◆ **TASK GOAL**: Among the lines below, which ones contain the word "http"? Copy every such line.

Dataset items
※

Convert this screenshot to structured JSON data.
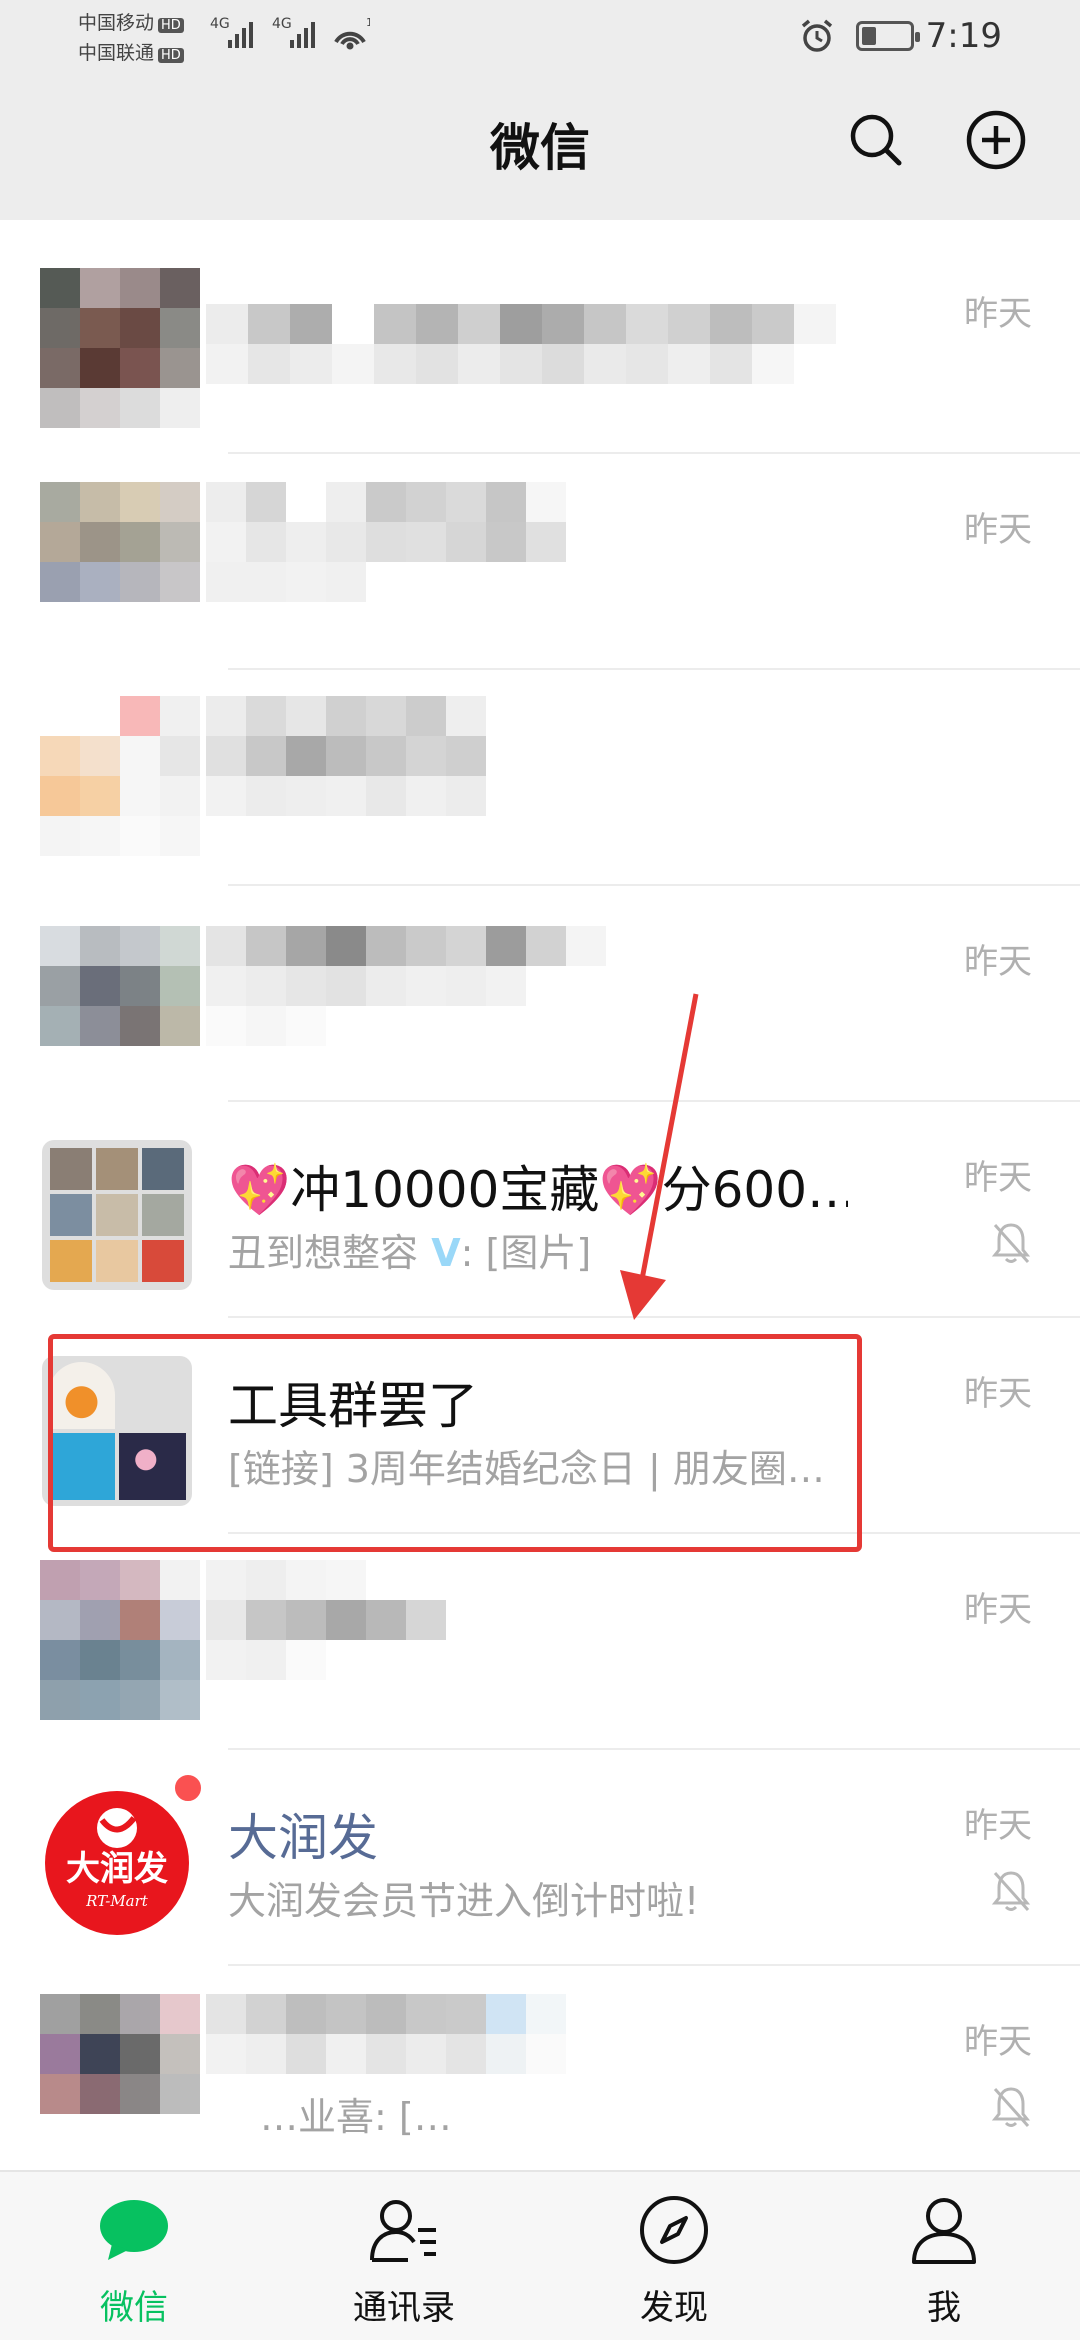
{
  "status_bar": {
    "carrier1": "中国移动",
    "carrier2": "中国联通",
    "hd": "HD",
    "net1": "4G",
    "net2": "4G",
    "wifi_sup": "1",
    "time": "7:19"
  },
  "header": {
    "title": "微信",
    "search_icon": "search-icon",
    "add_icon": "plus-circle-icon"
  },
  "chats": [
    {
      "name": "",
      "preview": "",
      "time": "昨天",
      "muted": false
    },
    {
      "name": "",
      "preview": "",
      "time": "昨天",
      "muted": false
    },
    {
      "name": "",
      "preview": "",
      "time": "",
      "muted": false
    },
    {
      "name": "",
      "preview": "",
      "time": "昨天",
      "muted": false
    },
    {
      "name": "💖冲10000宝藏💖分600…",
      "preview": "丑到想整容",
      "preview_suffix": ": [图片]",
      "time": "昨天",
      "muted": true
    },
    {
      "name": "工具群罢了",
      "preview": "[链接] 3周年结婚纪念日 | 朋友圈…",
      "time": "昨天",
      "muted": false
    },
    {
      "name": "",
      "preview": "",
      "time": "昨天",
      "muted": false
    },
    {
      "name": "大润发",
      "preview": "大润发会员节进入倒计时啦!",
      "time": "昨天",
      "muted": true,
      "unread_dot": true,
      "avatar_text": "大润发",
      "avatar_sub": "RT-Mart"
    },
    {
      "name": "",
      "preview": "…业喜: […",
      "time": "昨天",
      "muted": true
    }
  ],
  "colors": {
    "accent": "#07c160",
    "highlight": "#e53935",
    "badge": "#fa5151",
    "official_name": "#576b95"
  },
  "tabs": [
    {
      "label": "微信",
      "icon": "chat-bubble-icon",
      "active": true
    },
    {
      "label": "通讯录",
      "icon": "contacts-icon",
      "active": false
    },
    {
      "label": "发现",
      "icon": "compass-icon",
      "active": false
    },
    {
      "label": "我",
      "icon": "person-icon",
      "active": false
    }
  ]
}
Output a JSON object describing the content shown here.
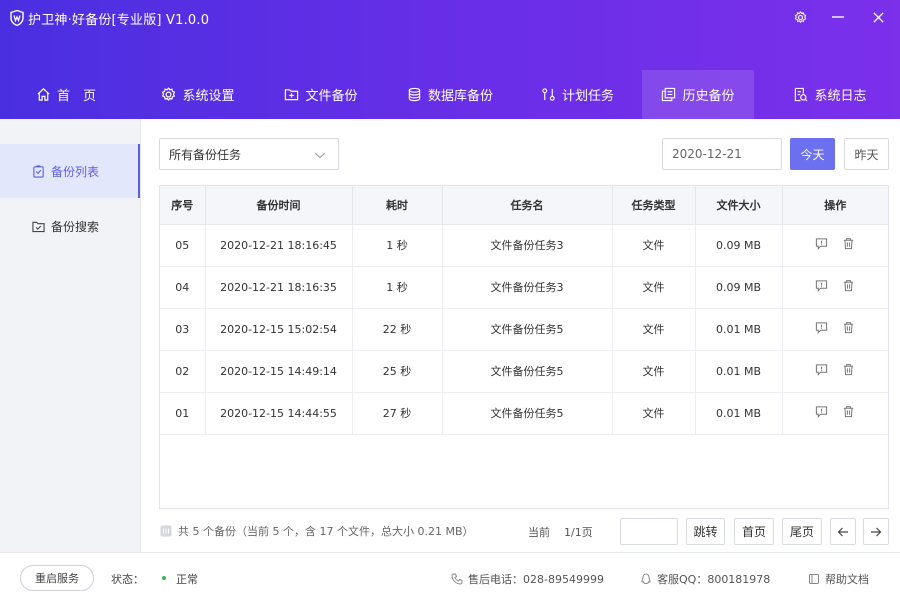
{
  "app": {
    "title": "护卫神·好备份[专业版]  V1.0.0"
  },
  "nav": [
    {
      "label": "首　页",
      "icon": "home-icon"
    },
    {
      "label": "系统设置",
      "icon": "gear-icon"
    },
    {
      "label": "文件备份",
      "icon": "folder-plus-icon"
    },
    {
      "label": "数据库备份",
      "icon": "database-icon"
    },
    {
      "label": "计划任务",
      "icon": "schedule-icon"
    },
    {
      "label": "历史备份",
      "icon": "copy-icon"
    },
    {
      "label": "系统日志",
      "icon": "log-icon"
    }
  ],
  "nav_active": "历史备份",
  "sidebar": [
    {
      "label": "备份列表",
      "icon": "list-icon"
    },
    {
      "label": "备份搜索",
      "icon": "search-folder-icon"
    }
  ],
  "filter": {
    "task_select": "所有备份任务",
    "date": "2020-12-21",
    "today_label": "今天",
    "yesterday_label": "昨天"
  },
  "table": {
    "headers": [
      "序号",
      "备份时间",
      "耗时",
      "任务名",
      "任务类型",
      "文件大小",
      "操作"
    ],
    "rows": [
      [
        "05",
        "2020-12-21 18:16:45",
        "1 秒",
        "文件备份任务3",
        "文件",
        "0.09 MB"
      ],
      [
        "04",
        "2020-12-21 18:16:35",
        "1 秒",
        "文件备份任务3",
        "文件",
        "0.09 MB"
      ],
      [
        "03",
        "2020-12-15 15:02:54",
        "22 秒",
        "文件备份任务5",
        "文件",
        "0.01 MB"
      ],
      [
        "02",
        "2020-12-15 14:49:14",
        "25 秒",
        "文件备份任务5",
        "文件",
        "0.01 MB"
      ],
      [
        "01",
        "2020-12-15 14:44:55",
        "27 秒",
        "文件备份任务5",
        "文件",
        "0.01 MB"
      ]
    ]
  },
  "pagination": {
    "summary": "共 5 个备份（当前 5 个，含 17 个文件，总大小 0.21 MB）",
    "current_label": "当前",
    "current_page": "1/1页",
    "jump_label": "跳转",
    "first_label": "首页",
    "last_label": "尾页"
  },
  "footer": {
    "restart_label": "重启服务",
    "status_label": "状态：",
    "status_value": "正常",
    "phone": "售后电话：028-89549999",
    "qq": "客服QQ：800181978",
    "help": "帮助文档"
  },
  "colors": {
    "header_start": "#4a2fe0",
    "header_end": "#7b30ea",
    "accent": "#6b6ff0",
    "status_ok": "#39b54a"
  }
}
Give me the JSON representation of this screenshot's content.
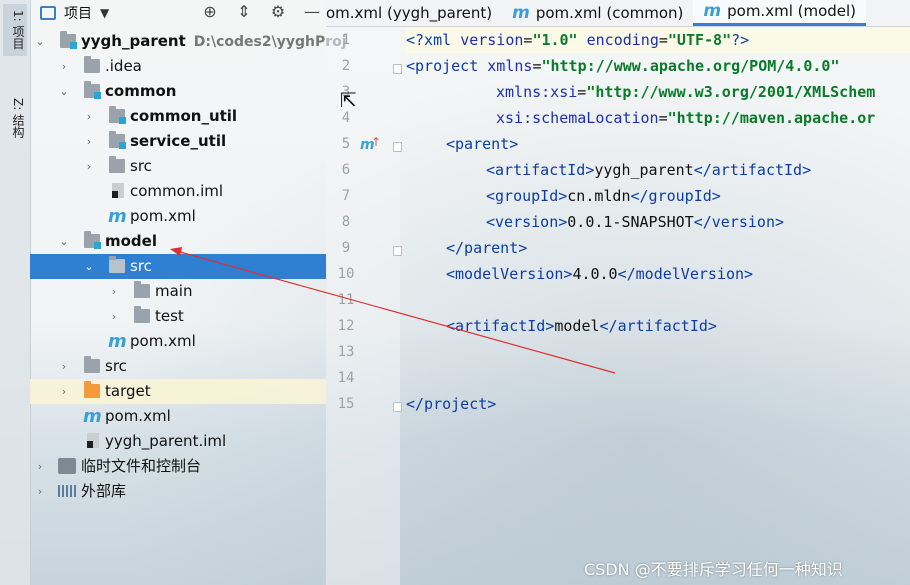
{
  "tool_tabs": [
    {
      "label": "1: 项目"
    },
    {
      "label": "Z: 结构"
    }
  ],
  "panel": {
    "title": "项目",
    "tool_icons": [
      "crosshair-icon",
      "collapse-icon",
      "gear-icon",
      "minimize-icon"
    ]
  },
  "tree": [
    {
      "label": "yygh_parent",
      "hint": "D:\\codes2\\yyghProj"
    },
    {
      "label": ".idea"
    },
    {
      "label": "common"
    },
    {
      "label": "common_util"
    },
    {
      "label": "service_util"
    },
    {
      "label": "src"
    },
    {
      "label": "common.iml"
    },
    {
      "label": "pom.xml"
    },
    {
      "label": "model"
    },
    {
      "label": "src"
    },
    {
      "label": "main"
    },
    {
      "label": "test"
    },
    {
      "label": "pom.xml"
    },
    {
      "label": "src"
    },
    {
      "label": "target"
    },
    {
      "label": "pom.xml"
    },
    {
      "label": "yygh_parent.iml"
    },
    {
      "label": "临时文件和控制台"
    },
    {
      "label": "外部库"
    }
  ],
  "tabs": [
    {
      "label": "om.xml (yygh_parent)"
    },
    {
      "label": "pom.xml (common)"
    },
    {
      "label": "pom.xml (model)"
    }
  ],
  "line_numbers": [
    "1",
    "2",
    "3",
    "4",
    "5",
    "6",
    "7",
    "8",
    "9",
    "10",
    "11",
    "12",
    "13",
    "14",
    "15"
  ],
  "code": {
    "l1": {
      "a": "<?xml ",
      "b": "version",
      "c": "=",
      "d": "\"1.0\"",
      "e": " ",
      "f": "encoding",
      "g": "=",
      "h": "\"UTF-8\"",
      "i": "?>"
    },
    "l2": {
      "a": "<project ",
      "b": "xmlns",
      "c": "=",
      "d": "\"http://www.apache.org/POM/4.0.0\""
    },
    "l3": {
      "a": "xmlns:xsi",
      "b": "=",
      "c": "\"http://www.w3.org/2001/XMLSchem"
    },
    "l4": {
      "a": "xsi:schemaLocation",
      "b": "=",
      "c": "\"http://maven.apache.or"
    },
    "l5": {
      "a": "<parent>"
    },
    "l6": {
      "a": "<artifactId>",
      "b": "yygh_parent",
      "c": "</artifactId>"
    },
    "l7": {
      "a": "<groupId>",
      "b": "cn.mldn",
      "c": "</groupId>"
    },
    "l8": {
      "a": "<version>",
      "b": "0.0.1-SNAPSHOT",
      "c": "</version>"
    },
    "l9": {
      "a": "</parent>"
    },
    "l10": {
      "a": "<modelVersion>",
      "b": "4.0.0",
      "c": "</modelVersion>"
    },
    "l12": {
      "a": "<artifactId>",
      "b": "model",
      "c": "</artifactId>"
    },
    "l15": {
      "a": "</project>"
    }
  },
  "watermark": "CSDN @不要排斥学习任何一种知识",
  "colors": {
    "accent": "#2f7fd3",
    "arrow": "#e03030"
  }
}
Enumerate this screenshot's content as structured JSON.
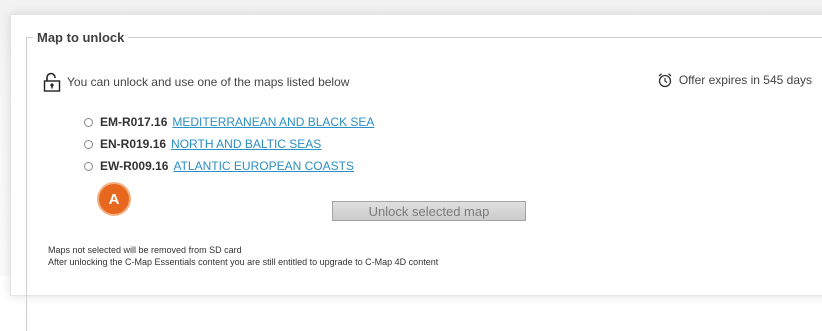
{
  "section": {
    "legend": "Map to unlock",
    "info_text": "You can unlock and use one of the maps listed below",
    "expiry_text": "Offer expires in 545 days"
  },
  "maps": [
    {
      "code": "EM-R017.16",
      "name": "MEDITERRANEAN AND BLACK SEA"
    },
    {
      "code": "EN-R019.16",
      "name": "NORTH AND BALTIC SEAS"
    },
    {
      "code": "EW-R009.16",
      "name": "ATLANTIC EUROPEAN COASTS"
    }
  ],
  "callout": {
    "label": "A",
    "color": "#e8671e"
  },
  "unlock_button": {
    "label": "Unlock selected map"
  },
  "notes": [
    "Maps not selected will be removed from SD card",
    "After unlocking the C-Map Essentials content you are still entitled to upgrade to C-Map 4D content"
  ],
  "colors": {
    "link": "#2a8fc2",
    "button_text": "#7a7a7a"
  }
}
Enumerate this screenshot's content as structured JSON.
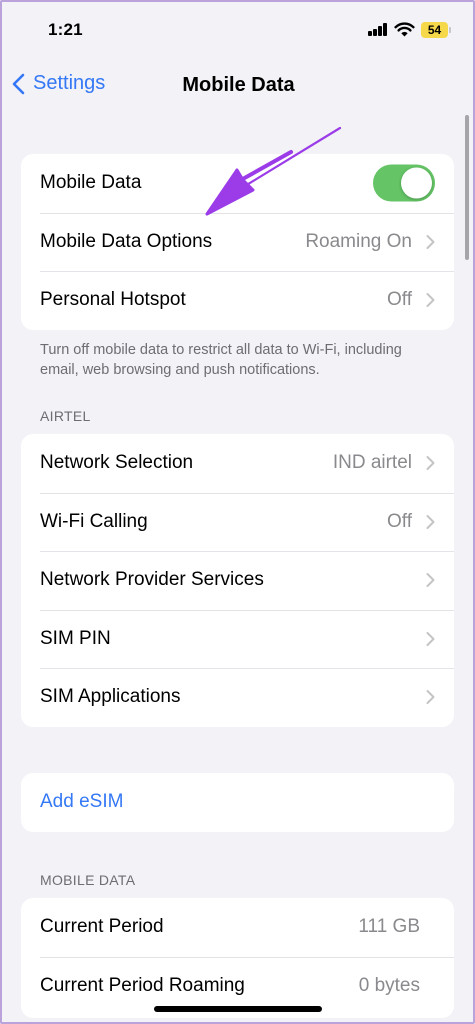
{
  "status_bar": {
    "time": "1:21",
    "battery": "54"
  },
  "nav": {
    "back_label": "Settings",
    "title": "Mobile Data"
  },
  "group1": {
    "mobile_data": {
      "label": "Mobile Data",
      "toggle_on": true
    },
    "options": {
      "label": "Mobile Data Options",
      "value": "Roaming On"
    },
    "hotspot": {
      "label": "Personal Hotspot",
      "value": "Off"
    }
  },
  "group1_footer": "Turn off mobile data to restrict all data to Wi-Fi, including email, web browsing and push notifications.",
  "carrier": {
    "header": "AIRTEL",
    "rows": [
      {
        "label": "Network Selection",
        "value": "IND airtel"
      },
      {
        "label": "Wi-Fi Calling",
        "value": "Off"
      },
      {
        "label": "Network Provider Services",
        "value": ""
      },
      {
        "label": "SIM PIN",
        "value": ""
      },
      {
        "label": "SIM Applications",
        "value": ""
      }
    ]
  },
  "esim": {
    "label": "Add eSIM"
  },
  "usage": {
    "header": "MOBILE DATA",
    "rows": [
      {
        "label": "Current Period",
        "value": "111 GB"
      },
      {
        "label": "Current Period Roaming",
        "value": "0 bytes"
      }
    ]
  },
  "colors": {
    "accent": "#3478f6",
    "toggle_on": "#65c466",
    "annotation_arrow": "#9b3ce8"
  }
}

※

◆ **TASK RESPONSE**:
      "d": "\"http://www.apache.org/POM/4.0.0\""
      "c": "\"http://www.w3.org/2001/XMLSchem"
      "c": "\"http://maven.apache.or"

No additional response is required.